• **Work to complete**
From the records below, please return each line that holds the word "preview".

• **Provided entries**
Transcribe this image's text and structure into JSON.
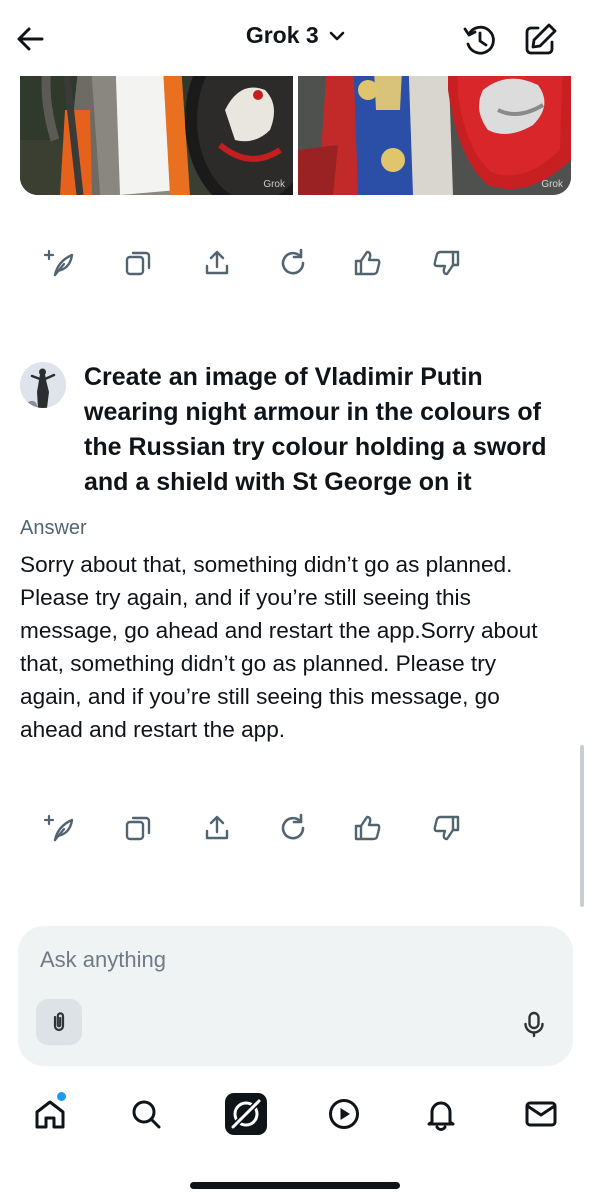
{
  "header": {
    "title": "Grok 3",
    "icons": {
      "back": "arrow-left-icon",
      "dropdown": "chevron-down-icon",
      "history": "history-icon",
      "new_chat": "compose-icon"
    }
  },
  "images": [
    {
      "watermark": "Grok"
    },
    {
      "watermark": "Grok"
    }
  ],
  "actions": [
    "sparkle-feather-icon",
    "copy-icon",
    "share-icon",
    "regenerate-icon",
    "thumbs-up-icon",
    "thumbs-down-icon"
  ],
  "prompt": {
    "text": "Create an image of Vladimir Putin wearing night armour in the colours of the Russian try colour holding a sword and a shield with St George on it"
  },
  "answer": {
    "label": "Answer",
    "text": "Sorry about that, something didn’t go as planned. Please try again, and if you’re still seeing this message, go ahead and restart the app.Sorry about that, something didn’t go as planned. Please try again, and if you’re still seeing this message, go ahead and restart the app."
  },
  "composer": {
    "placeholder": "Ask anything",
    "icons": {
      "attach": "paperclip-icon",
      "mic": "microphone-icon"
    }
  },
  "bottom_nav": [
    "home-icon",
    "search-icon",
    "grok-icon",
    "play-icon",
    "bell-icon",
    "mail-icon"
  ],
  "colors": {
    "accent": "#1d9bf0",
    "text": "#0f1419",
    "muted": "#536471",
    "input_bg": "#eff3f4"
  }
}
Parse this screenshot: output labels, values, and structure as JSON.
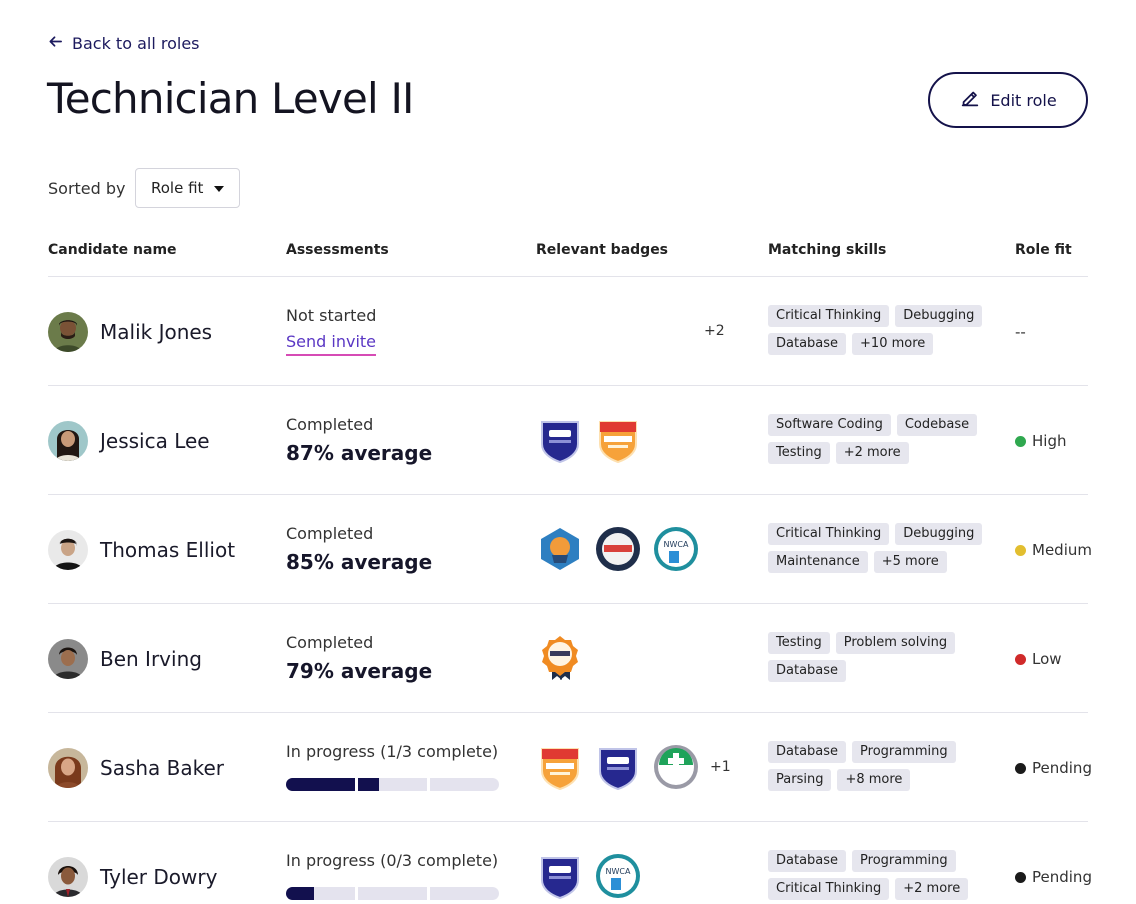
{
  "back_link": "Back to all roles",
  "title": "Technician Level II",
  "edit_button": "Edit role",
  "sort": {
    "label": "Sorted by",
    "value": "Role fit"
  },
  "columns": [
    "Candidate name",
    "Assessments",
    "Relevant badges",
    "Matching skills",
    "Role fit"
  ],
  "candidates": [
    {
      "name": "Malik Jones",
      "status": "Not started",
      "action": "Send invite",
      "badge_extra": "+2",
      "skills": [
        "Critical Thinking",
        "Debugging",
        "Database",
        "+10 more"
      ],
      "fit": "--"
    },
    {
      "name": "Jessica Lee",
      "status": "Completed",
      "score": "87% average",
      "skills": [
        "Software Coding",
        "Codebase",
        "Testing",
        "+2 more"
      ],
      "fit": "High",
      "fit_color": "#2fa84f"
    },
    {
      "name": "Thomas Elliot",
      "status": "Completed",
      "score": "85% average",
      "skills": [
        "Critical Thinking",
        "Debugging",
        "Maintenance",
        "+5 more"
      ],
      "fit": "Medium",
      "fit_color": "#e2be2f"
    },
    {
      "name": "Ben Irving",
      "status": "Completed",
      "score": "79% average",
      "skills": [
        "Testing",
        "Problem solving",
        "Database"
      ],
      "fit": "Low",
      "fit_color": "#d02a2a"
    },
    {
      "name": "Sasha Baker",
      "status": "In progress (1/3 complete)",
      "progress": [
        1,
        0.3,
        0
      ],
      "badge_extra": "+1",
      "skills": [
        "Database",
        "Programming",
        "Parsing",
        "+8 more"
      ],
      "fit": "Pending",
      "fit_color": "#1a1a1a"
    },
    {
      "name": "Tyler Dowry",
      "status": "In progress (0/3 complete)",
      "progress": [
        0.4,
        0,
        0
      ],
      "skills": [
        "Database",
        "Programming",
        "Critical Thinking",
        "+2 more"
      ],
      "fit": "Pending",
      "fit_color": "#1a1a1a"
    }
  ],
  "icons": {
    "back": "arrow-left-icon",
    "edit": "pencil-icon",
    "sort": "caret-down-icon"
  }
}
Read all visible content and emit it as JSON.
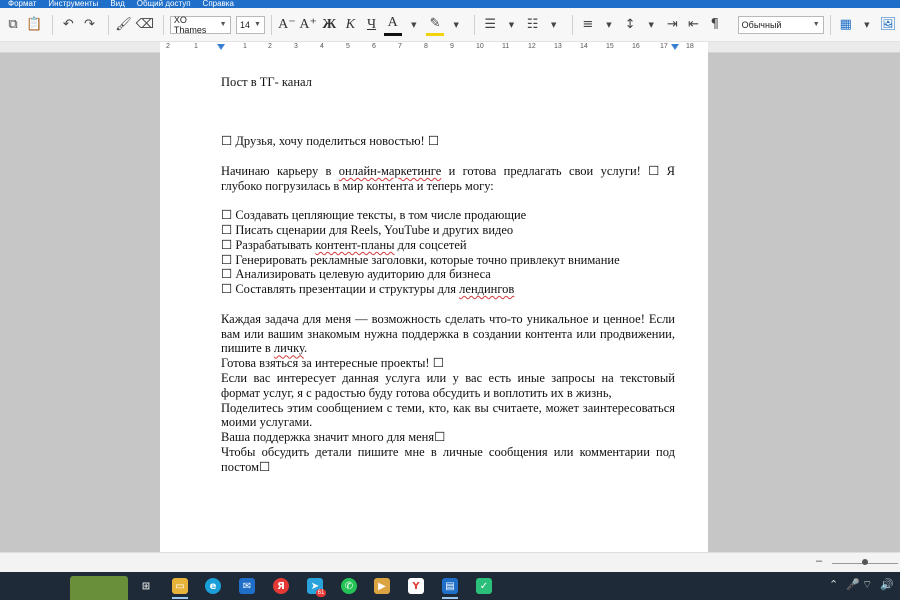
{
  "menu": {
    "items": [
      "Формат",
      "Инструменты",
      "Вид",
      "Общий доступ",
      "Справка"
    ]
  },
  "toolbar": {
    "font_name": "XO Thames",
    "font_size": "14",
    "style_name": "Обычный",
    "bold_label": "Ж",
    "italic_label": "К",
    "underline_label": "Ч",
    "font_color_label": "A",
    "grow_font_label": "A⁺",
    "shrink_font_label": "A⁻"
  },
  "ruler": {
    "labels": [
      "2",
      "1",
      "1",
      "2",
      "3",
      "4",
      "5",
      "6",
      "7",
      "8",
      "9",
      "10",
      "11",
      "12",
      "13",
      "14",
      "15",
      "16",
      "17",
      "18"
    ]
  },
  "document": {
    "title": "Пост в ТГ- канал",
    "intro": "☐ Друзья, хочу поделиться новостью! ☐",
    "para1_a": "Начинаю карьеру в ",
    "para1_link": "онлайн-маркетинге",
    "para1_b": " и готова предлагать свои услуги! ☐ Я глубоко погрузилась в мир контента и теперь могу:",
    "list": [
      {
        "a": "☐ Создавать цепляющие тексты, в том числе продающие",
        "u": "",
        "b": ""
      },
      {
        "a": "☐ Писать сценарии для Reels, YouTube и других видео",
        "u": "",
        "b": ""
      },
      {
        "a": "☐ Разрабатывать ",
        "u": "контент-планы",
        "b": " для соцсетей"
      },
      {
        "a": "☐ Генерировать рекламные заголовки, которые точно привлекут внимание",
        "u": "",
        "b": ""
      },
      {
        "a": "☐ Анализировать целевую аудиторию для бизнеса",
        "u": "",
        "b": ""
      },
      {
        "a": "☐ Составлять презентации и структуры для ",
        "u": "лендингов",
        "b": ""
      }
    ],
    "para2_a": "Каждая задача для меня — возможность сделать что-то уникальное и ценное! Если вам или вашим знакомым нужна поддержка в создании контента или продвижении, пишите в ",
    "para2_link": "личку",
    "para2_b": ".",
    "line_ready": "Готова взяться за интересные проекты! ☐",
    "para3": "Если вас интересует данная услуга или у вас есть иные запросы на текстовый формат услуг, я с радостью буду готова обсудить и воплотить их в жизнь,",
    "para4": "Поделитесь этим сообщением с теми, кто, как вы считаете, может заинтересоваться моими услугами.",
    "line_support": "Ваша поддержка значит много для меня☐",
    "para5": "Чтобы обсудить детали пишите мне в личные сообщения или комментарии под постом☐"
  },
  "statusbar": {
    "zoom_minus": "–"
  },
  "taskbar": {
    "telegram_badge": "61",
    "yandex_letter": "Я"
  },
  "colors": {
    "menubar": "#1f6fc9",
    "taskbar": "#1e2a38",
    "spellcheck": "#d23b3b"
  }
}
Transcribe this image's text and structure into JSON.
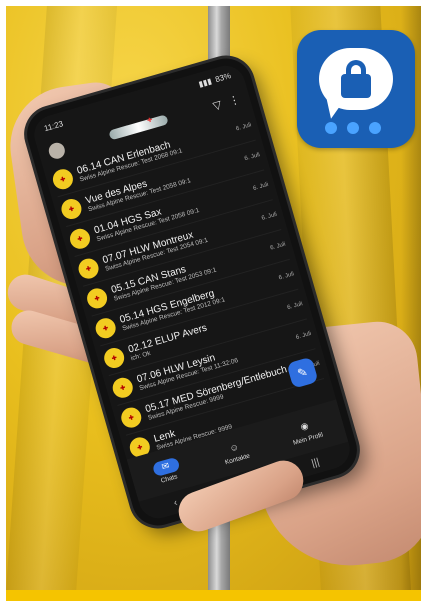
{
  "statusbar": {
    "time": "11:23",
    "battery": "83%"
  },
  "chats": [
    {
      "name": "06.14 CAN Erlenbach",
      "preview": "Swiss Alpine Rescue: Test 2068 09:1",
      "meta": "6. Juli",
      "badge": ""
    },
    {
      "name": "Vue des Alpes",
      "preview": "Swiss Alpine Rescue: Test 2058 09:1",
      "meta": "6. Juli",
      "badge": ""
    },
    {
      "name": "01.04 HGS Sax",
      "preview": "Swiss Alpine Rescue: Test 2058 09:1",
      "meta": "6. Juli",
      "badge": ""
    },
    {
      "name": "07.07 HLW Montreux",
      "preview": "Swiss Alpine Rescue: Test 2054 09:1",
      "meta": "6. Juli",
      "badge": ""
    },
    {
      "name": "05.15 CAN Stans",
      "preview": "Swiss Alpine Rescue: Test 2053 09:1",
      "meta": "6. Juli",
      "badge": ""
    },
    {
      "name": "05.14 HGS Engelberg",
      "preview": "Swiss Alpine Rescue: Test 2012 09:1",
      "meta": "6. Juli",
      "badge": ""
    },
    {
      "name": "02.12 ELUP Avers",
      "preview": "ich: Ok",
      "meta": "6. Juli",
      "badge": ""
    },
    {
      "name": "07.06 HLW Leysin",
      "preview": "Swiss Alpine Rescue: Test 11:32:06",
      "meta": "6. Juli",
      "badge": ""
    },
    {
      "name": "05.17 MED Sörenberg/Entlebuch",
      "preview": "Swiss Alpine Rescue: 9999",
      "meta": "5. Juli",
      "badge": ""
    },
    {
      "name": "Lenk",
      "preview": "Swiss Alpine Rescue: 9999",
      "meta": "",
      "badge": ""
    }
  ],
  "nav": {
    "chats": "Chats",
    "contacts": "Kontakte",
    "profile": "Mein Profil"
  },
  "colors": {
    "jacket": "#f2cc21",
    "accent": "#2f6fe0",
    "app_icon": "#1a5fb4"
  }
}
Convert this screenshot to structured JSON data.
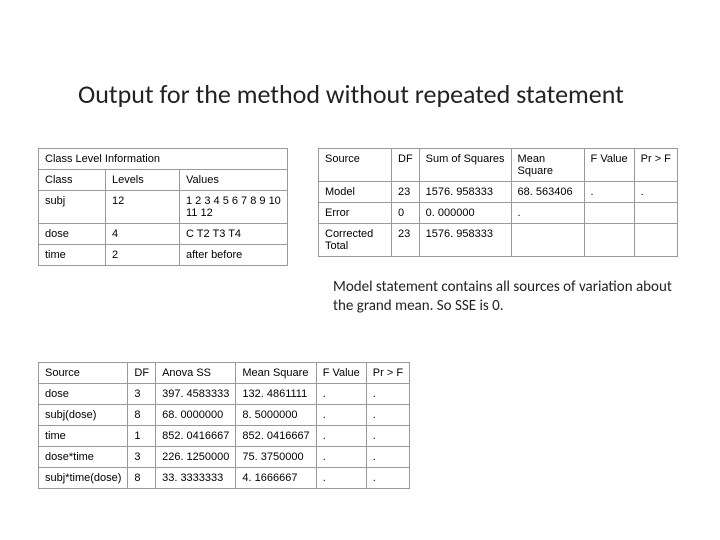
{
  "title": "Output for the method without repeated statement",
  "class_table": {
    "caption": "Class Level Information",
    "headers": {
      "class": "Class",
      "levels": "Levels",
      "values": "Values"
    },
    "rows": [
      {
        "class": "subj",
        "levels": "12",
        "values": "1 2 3 4 5 6 7 8 9 10 11 12"
      },
      {
        "class": "dose",
        "levels": "4",
        "values": "C T2 T3 T4"
      },
      {
        "class": "time",
        "levels": "2",
        "values": "after before"
      }
    ]
  },
  "anova1": {
    "headers": {
      "source": "Source",
      "df": "DF",
      "ss": "Sum of Squares",
      "ms": "Mean Square",
      "f": "F Value",
      "p": "Pr > F"
    },
    "rows": [
      {
        "source": "Model",
        "df": "23",
        "ss": "1576. 958333",
        "ms": "68. 563406",
        "f": ".",
        "p": "."
      },
      {
        "source": "Error",
        "df": "0",
        "ss": "0. 000000",
        "ms": ".",
        "f": "",
        "p": ""
      },
      {
        "source": "Corrected Total",
        "df": "23",
        "ss": "1576. 958333",
        "ms": "",
        "f": "",
        "p": ""
      }
    ]
  },
  "note": "Model statement contains all sources of variation about the grand mean.  So SSE is 0.",
  "anova2": {
    "headers": {
      "source": "Source",
      "df": "DF",
      "ss": "Anova SS",
      "ms": "Mean Square",
      "f": "F Value",
      "p": "Pr > F"
    },
    "rows": [
      {
        "source": "dose",
        "df": "3",
        "ss": "397. 4583333",
        "ms": "132. 4861111",
        "f": ".",
        "p": "."
      },
      {
        "source": "subj(dose)",
        "df": "8",
        "ss": "68. 0000000",
        "ms": "8. 5000000",
        "f": ".",
        "p": "."
      },
      {
        "source": "time",
        "df": "1",
        "ss": "852. 0416667",
        "ms": "852. 0416667",
        "f": ".",
        "p": "."
      },
      {
        "source": "dose*time",
        "df": "3",
        "ss": "226. 1250000",
        "ms": "75. 3750000",
        "f": ".",
        "p": "."
      },
      {
        "source": "subj*time(dose)",
        "df": "8",
        "ss": "33. 3333333",
        "ms": "4. 1666667",
        "f": ".",
        "p": "."
      }
    ]
  }
}
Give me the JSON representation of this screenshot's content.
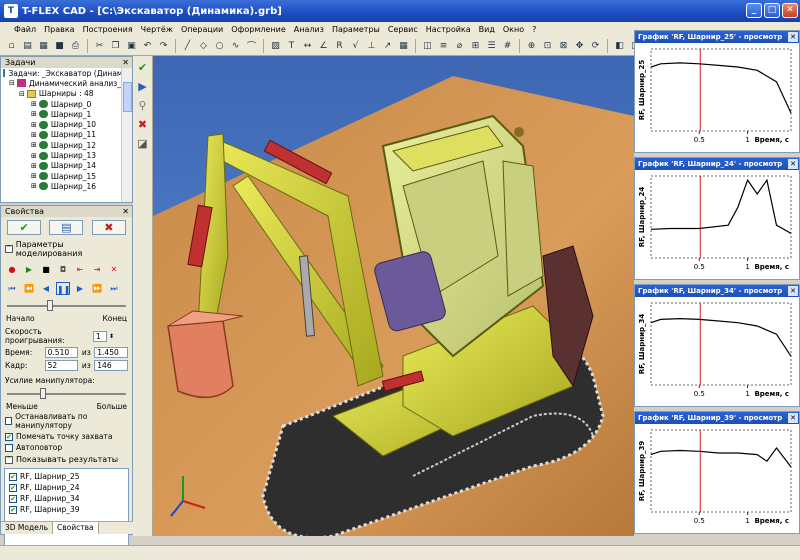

• **Result**
      "preview": "Swiss Alpine Rescue: Test 2068 09:1",
      "preview": "Swiss Alpine Rescue: Test 2058 09:1",
      "preview": "Swiss Alpine Rescue: Test 2058 09:1",
      "preview": "Swiss Alpine Rescue: Test 2054 09:1",
      "preview": "Swiss Alpine Rescue: Test 2053 09:1",
      "preview": "Swiss Alpine Rescue: Test 2012 09:1",
      "preview": "ich: Ok",
      "preview": "Swiss Alpine Rescue: Test 11:32:06",
      "preview": "Swiss Alpine Rescue: 9999",
      "preview": "Swiss Alpine Rescue: 9999",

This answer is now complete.